#### MATERIAL SHOWN
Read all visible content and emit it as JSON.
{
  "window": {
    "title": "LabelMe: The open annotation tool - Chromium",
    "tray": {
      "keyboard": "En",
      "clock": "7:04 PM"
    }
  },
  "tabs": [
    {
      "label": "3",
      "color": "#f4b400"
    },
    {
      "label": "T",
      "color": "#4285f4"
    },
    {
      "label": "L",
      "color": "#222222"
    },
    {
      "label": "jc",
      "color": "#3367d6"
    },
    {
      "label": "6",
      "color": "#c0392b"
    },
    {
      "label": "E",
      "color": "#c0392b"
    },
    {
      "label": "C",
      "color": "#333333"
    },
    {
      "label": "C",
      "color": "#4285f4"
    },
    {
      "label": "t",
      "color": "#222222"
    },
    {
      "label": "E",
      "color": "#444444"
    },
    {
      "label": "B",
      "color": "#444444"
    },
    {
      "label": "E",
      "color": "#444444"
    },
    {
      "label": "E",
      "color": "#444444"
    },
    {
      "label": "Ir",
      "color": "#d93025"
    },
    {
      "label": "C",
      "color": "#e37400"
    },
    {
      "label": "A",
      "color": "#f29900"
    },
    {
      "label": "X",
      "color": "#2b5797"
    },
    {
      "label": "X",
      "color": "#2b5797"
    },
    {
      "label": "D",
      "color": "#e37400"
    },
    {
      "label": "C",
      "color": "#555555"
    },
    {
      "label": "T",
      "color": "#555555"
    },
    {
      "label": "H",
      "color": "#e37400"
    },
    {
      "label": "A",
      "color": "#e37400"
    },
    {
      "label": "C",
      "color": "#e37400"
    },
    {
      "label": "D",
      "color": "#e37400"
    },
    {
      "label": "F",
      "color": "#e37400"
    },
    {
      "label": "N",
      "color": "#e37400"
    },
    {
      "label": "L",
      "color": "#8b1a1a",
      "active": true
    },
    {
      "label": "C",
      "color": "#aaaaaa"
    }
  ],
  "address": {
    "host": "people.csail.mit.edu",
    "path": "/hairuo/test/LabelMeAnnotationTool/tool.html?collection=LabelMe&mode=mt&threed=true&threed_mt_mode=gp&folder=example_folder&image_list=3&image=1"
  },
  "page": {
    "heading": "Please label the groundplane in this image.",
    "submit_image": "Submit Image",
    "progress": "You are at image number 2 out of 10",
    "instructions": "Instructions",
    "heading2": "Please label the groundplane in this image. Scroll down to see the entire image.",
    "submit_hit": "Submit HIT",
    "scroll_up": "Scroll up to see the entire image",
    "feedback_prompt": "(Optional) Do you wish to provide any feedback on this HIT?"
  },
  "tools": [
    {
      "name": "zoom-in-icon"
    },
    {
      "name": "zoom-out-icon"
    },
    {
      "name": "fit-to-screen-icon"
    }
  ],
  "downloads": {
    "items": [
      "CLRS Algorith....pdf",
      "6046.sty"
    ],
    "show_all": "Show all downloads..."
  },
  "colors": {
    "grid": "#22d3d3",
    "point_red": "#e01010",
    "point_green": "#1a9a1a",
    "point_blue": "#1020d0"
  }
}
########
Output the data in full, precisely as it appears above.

Read all visible content and emit it as JSON.
{
  "window": {
    "title": "LabelMe: The open annotation tool - Chromium",
    "tray": {
      "keyboard": "En",
      "clock": "7:04 PM"
    }
  },
  "tabs": [
    {
      "label": "3",
      "color": "#f4b400"
    },
    {
      "label": "T",
      "color": "#4285f4"
    },
    {
      "label": "L",
      "color": "#222222"
    },
    {
      "label": "jc",
      "color": "#3367d6"
    },
    {
      "label": "6",
      "color": "#c0392b"
    },
    {
      "label": "E",
      "color": "#c0392b"
    },
    {
      "label": "C",
      "color": "#333333"
    },
    {
      "label": "C",
      "color": "#4285f4"
    },
    {
      "label": "t",
      "color": "#222222"
    },
    {
      "label": "E",
      "color": "#444444"
    },
    {
      "label": "B",
      "color": "#444444"
    },
    {
      "label": "E",
      "color": "#444444"
    },
    {
      "label": "E",
      "color": "#444444"
    },
    {
      "label": "Ir",
      "color": "#d93025"
    },
    {
      "label": "C",
      "color": "#e37400"
    },
    {
      "label": "A",
      "color": "#f29900"
    },
    {
      "label": "X",
      "color": "#2b5797"
    },
    {
      "label": "X",
      "color": "#2b5797"
    },
    {
      "label": "D",
      "color": "#e37400"
    },
    {
      "label": "C",
      "color": "#555555"
    },
    {
      "label": "T",
      "color": "#555555"
    },
    {
      "label": "H",
      "color": "#e37400"
    },
    {
      "label": "A",
      "color": "#e37400"
    },
    {
      "label": "C",
      "color": "#e37400"
    },
    {
      "label": "D",
      "color": "#e37400"
    },
    {
      "label": "F",
      "color": "#e37400"
    },
    {
      "label": "N",
      "color": "#e37400"
    },
    {
      "label": "L",
      "color": "#8b1a1a",
      "active": true
    },
    {
      "label": "C",
      "color": "#aaaaaa"
    }
  ],
  "address": {
    "host": "people.csail.mit.edu",
    "path": "/hairuo/test/LabelMeAnnotationTool/tool.html?collection=LabelMe&mode=mt&threed=true&threed_mt_mode=gp&folder=example_folder&image_list=3&image=1"
  },
  "page": {
    "heading": "Please label the groundplane in this image.",
    "submit_image": "Submit Image",
    "progress": "You are at image number 2 out of 10",
    "instructions": "Instructions",
    "heading2": "Please label the groundplane in this image. Scroll down to see the entire image.",
    "submit_hit": "Submit HIT",
    "scroll_up": "Scroll up to see the entire image",
    "feedback_prompt": "(Optional) Do you wish to provide any feedback on this HIT?"
  },
  "tools": [
    {
      "name": "zoom-in-icon"
    },
    {
      "name": "zoom-out-icon"
    },
    {
      "name": "fit-to-screen-icon"
    }
  ],
  "downloads": {
    "items": [
      "CLRS Algorith....pdf",
      "6046.sty"
    ],
    "show_all": "Show all downloads..."
  },
  "colors": {
    "grid": "#22d3d3",
    "point_red": "#e01010",
    "point_green": "#1a9a1a",
    "point_blue": "#1020d0"
  }
}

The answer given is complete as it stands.